At CP+ 2019 in Japan, we stumbled across the Yongnuo YN450 Android-powered mirrorless camera. This camera was originally announced in November last year, and the company has been busy improving it before its upcoming release.
In short, the Yongnuo YN45o uses a Panasonic 16MP M4/3 sensor mated to a Qualcomm 8-core processor. The YN450 uses 3GB of RAM and has 32GB of onboard storage. The external card storage is limited to just 32GB for some unknown reason. It runs on the Android 7.1 operating system.
The mount on the camera is Canon EF which is a bit of a strange choice given the M4/3 sensor size. Yes, there is a plethora of EF mount lenses available, but trying to find a wide lens that won’t distort will be difficult. Maybe the camera should have featured a M4/3 mount, that way you could have at least coupled it together with a speed booster.
I think the reason they made the mount Canon EF is because Yongnuo actually makes a range of their own Canon Ef mount lenses.
These lenses look to be copies of actual Canon lenses.
The camera can shoot 4K UHD video at 30fps. The camera can also capture 16MP RAW photographs.
The design of the camera is a little strange as you can’t really put it into your pocket because the lens mount is so large.
The back of the camera has a 5-inch 1080p multi-touch display that looks like it came off a smartphone. Everything is done via the touch screen, including the focus. Focus can also be done by half-pressing the shutter button.
There is an in-built stereo microphone, a 3.5mm headphone jack, and GPS. As far as power is concerned the Yongnuo YN45o uses a 4000 mAh battery. It features a 1/4 20″ mounting point on the bottom of the body, as well as a SIM card slot so you could connect up to a Netcom 4G / 3G data network.
Yonugo actually had a naming contest for the YN450, and the person who won came up with the name “Smart Camera”.

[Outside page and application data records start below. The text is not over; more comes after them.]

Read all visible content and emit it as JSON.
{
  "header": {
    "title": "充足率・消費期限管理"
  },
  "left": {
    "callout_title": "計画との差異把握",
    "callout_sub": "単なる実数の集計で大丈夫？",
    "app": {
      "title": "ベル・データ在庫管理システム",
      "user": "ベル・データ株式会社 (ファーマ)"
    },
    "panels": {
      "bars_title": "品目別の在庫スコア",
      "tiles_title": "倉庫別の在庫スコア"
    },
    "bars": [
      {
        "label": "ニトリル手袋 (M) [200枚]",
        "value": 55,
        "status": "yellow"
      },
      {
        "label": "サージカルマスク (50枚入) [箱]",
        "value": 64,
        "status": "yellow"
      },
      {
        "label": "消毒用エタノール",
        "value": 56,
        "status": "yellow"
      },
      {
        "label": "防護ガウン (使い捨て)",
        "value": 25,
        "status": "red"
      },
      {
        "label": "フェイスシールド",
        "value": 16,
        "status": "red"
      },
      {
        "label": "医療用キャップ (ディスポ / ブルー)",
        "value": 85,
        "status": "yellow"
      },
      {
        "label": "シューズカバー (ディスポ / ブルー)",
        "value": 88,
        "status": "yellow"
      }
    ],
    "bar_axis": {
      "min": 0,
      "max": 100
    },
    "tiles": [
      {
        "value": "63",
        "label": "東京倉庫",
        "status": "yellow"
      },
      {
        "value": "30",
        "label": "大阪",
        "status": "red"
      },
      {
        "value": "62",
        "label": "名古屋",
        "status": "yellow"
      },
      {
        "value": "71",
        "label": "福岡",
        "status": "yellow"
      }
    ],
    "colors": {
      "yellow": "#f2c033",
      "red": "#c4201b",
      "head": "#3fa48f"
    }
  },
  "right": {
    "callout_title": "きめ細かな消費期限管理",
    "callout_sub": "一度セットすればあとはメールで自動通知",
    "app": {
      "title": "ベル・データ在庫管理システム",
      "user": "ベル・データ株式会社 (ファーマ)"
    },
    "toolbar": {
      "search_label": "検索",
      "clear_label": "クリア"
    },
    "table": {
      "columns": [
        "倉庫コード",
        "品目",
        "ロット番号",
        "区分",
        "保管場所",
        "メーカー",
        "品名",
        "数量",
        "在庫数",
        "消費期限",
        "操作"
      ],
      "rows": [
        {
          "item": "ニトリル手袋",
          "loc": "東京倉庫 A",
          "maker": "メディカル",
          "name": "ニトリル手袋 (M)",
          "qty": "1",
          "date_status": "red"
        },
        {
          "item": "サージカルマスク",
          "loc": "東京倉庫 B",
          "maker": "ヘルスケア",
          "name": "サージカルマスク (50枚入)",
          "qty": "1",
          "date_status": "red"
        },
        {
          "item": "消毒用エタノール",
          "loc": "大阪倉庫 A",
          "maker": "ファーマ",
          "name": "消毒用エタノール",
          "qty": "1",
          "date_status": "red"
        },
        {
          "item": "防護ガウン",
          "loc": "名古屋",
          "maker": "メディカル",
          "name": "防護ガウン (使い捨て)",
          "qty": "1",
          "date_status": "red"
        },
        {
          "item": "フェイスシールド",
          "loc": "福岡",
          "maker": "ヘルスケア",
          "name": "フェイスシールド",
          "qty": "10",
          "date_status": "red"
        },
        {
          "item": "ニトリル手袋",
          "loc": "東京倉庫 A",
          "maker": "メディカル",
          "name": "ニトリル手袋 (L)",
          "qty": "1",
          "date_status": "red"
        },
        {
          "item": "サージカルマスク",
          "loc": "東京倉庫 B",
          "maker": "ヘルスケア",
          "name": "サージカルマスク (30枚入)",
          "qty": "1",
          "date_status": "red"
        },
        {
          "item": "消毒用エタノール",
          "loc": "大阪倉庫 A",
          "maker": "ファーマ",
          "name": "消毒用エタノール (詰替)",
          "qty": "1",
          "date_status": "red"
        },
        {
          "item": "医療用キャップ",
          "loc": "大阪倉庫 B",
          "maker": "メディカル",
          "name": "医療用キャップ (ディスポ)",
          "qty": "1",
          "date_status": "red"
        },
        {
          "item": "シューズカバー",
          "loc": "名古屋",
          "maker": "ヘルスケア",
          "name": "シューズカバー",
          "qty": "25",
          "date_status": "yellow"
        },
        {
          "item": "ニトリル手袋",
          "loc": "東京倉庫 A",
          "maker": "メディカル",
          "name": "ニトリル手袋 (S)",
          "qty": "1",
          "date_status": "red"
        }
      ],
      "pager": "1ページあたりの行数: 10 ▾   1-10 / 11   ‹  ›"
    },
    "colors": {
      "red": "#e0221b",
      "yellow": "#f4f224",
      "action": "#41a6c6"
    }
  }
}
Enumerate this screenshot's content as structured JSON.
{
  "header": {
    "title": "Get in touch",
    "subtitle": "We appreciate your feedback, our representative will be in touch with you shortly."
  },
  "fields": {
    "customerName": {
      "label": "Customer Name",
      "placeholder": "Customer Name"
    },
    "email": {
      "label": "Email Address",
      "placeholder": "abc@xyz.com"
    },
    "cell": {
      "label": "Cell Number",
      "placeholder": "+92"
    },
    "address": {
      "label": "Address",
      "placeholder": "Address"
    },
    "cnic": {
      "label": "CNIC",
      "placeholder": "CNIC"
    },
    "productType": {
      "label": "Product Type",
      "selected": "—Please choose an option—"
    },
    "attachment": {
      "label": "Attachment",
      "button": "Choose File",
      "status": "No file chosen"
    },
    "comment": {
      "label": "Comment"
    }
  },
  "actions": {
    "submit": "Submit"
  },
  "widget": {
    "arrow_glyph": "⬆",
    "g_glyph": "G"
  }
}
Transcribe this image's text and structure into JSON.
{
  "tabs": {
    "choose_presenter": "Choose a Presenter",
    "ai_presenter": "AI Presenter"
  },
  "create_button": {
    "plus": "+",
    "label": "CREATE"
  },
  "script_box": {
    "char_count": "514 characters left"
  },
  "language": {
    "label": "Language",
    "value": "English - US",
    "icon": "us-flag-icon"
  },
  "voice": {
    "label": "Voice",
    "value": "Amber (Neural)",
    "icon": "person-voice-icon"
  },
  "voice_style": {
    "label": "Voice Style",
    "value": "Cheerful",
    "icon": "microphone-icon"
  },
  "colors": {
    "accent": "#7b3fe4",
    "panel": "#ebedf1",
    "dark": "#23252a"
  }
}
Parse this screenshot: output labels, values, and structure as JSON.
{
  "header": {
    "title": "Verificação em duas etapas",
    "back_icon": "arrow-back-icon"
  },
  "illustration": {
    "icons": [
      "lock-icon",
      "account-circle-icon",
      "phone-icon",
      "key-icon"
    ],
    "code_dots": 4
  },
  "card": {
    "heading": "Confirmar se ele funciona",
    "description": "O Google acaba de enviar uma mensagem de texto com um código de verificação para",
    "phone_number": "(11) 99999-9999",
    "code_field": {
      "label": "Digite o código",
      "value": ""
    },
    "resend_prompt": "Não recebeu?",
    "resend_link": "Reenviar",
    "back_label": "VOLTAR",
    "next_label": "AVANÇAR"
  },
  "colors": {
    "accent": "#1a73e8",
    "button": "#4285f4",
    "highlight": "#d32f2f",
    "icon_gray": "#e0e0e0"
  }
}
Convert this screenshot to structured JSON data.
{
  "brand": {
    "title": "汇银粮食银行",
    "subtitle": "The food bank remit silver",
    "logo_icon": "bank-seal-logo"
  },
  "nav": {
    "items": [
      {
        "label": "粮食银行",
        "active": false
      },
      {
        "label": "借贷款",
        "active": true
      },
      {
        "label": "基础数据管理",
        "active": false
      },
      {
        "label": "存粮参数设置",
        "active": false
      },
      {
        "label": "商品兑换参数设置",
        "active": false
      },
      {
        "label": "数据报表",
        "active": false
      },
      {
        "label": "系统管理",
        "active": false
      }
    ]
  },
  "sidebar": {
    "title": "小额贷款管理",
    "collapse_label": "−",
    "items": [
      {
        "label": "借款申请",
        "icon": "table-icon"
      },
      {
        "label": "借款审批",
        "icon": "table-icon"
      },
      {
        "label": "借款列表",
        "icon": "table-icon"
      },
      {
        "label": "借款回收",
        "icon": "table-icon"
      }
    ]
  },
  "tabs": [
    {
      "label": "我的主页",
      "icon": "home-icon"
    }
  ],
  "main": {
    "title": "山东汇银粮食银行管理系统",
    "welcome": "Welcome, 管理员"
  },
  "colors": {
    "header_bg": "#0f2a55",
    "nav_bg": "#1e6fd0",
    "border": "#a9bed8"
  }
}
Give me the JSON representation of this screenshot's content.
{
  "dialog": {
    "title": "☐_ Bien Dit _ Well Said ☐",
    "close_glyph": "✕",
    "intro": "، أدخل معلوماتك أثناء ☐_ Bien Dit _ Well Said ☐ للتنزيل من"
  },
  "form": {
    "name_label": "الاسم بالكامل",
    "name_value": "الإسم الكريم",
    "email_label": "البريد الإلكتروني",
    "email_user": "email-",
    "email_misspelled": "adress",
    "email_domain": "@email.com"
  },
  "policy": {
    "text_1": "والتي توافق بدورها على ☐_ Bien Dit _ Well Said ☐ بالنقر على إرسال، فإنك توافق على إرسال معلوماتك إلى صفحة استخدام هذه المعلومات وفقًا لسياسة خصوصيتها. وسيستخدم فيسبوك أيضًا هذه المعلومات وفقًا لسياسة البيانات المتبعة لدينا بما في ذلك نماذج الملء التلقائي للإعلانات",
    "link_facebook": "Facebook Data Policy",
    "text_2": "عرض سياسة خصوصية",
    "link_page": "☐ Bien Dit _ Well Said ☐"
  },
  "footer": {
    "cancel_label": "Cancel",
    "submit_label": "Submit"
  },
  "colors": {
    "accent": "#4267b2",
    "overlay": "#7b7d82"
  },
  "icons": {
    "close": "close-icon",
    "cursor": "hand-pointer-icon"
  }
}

Yongnuo is hoping to price the YN450 at less than $500 USD and they expect it to start shipping in China in April. While the concept is interesting, there are some caveats. From what I saw, the image quality was quite ordinary and are a lack of key manual controls and monitoring aids such as peaking or zebras. It’s still early days for this camera so there is still a chance that firmware could help improve this camera’s capability.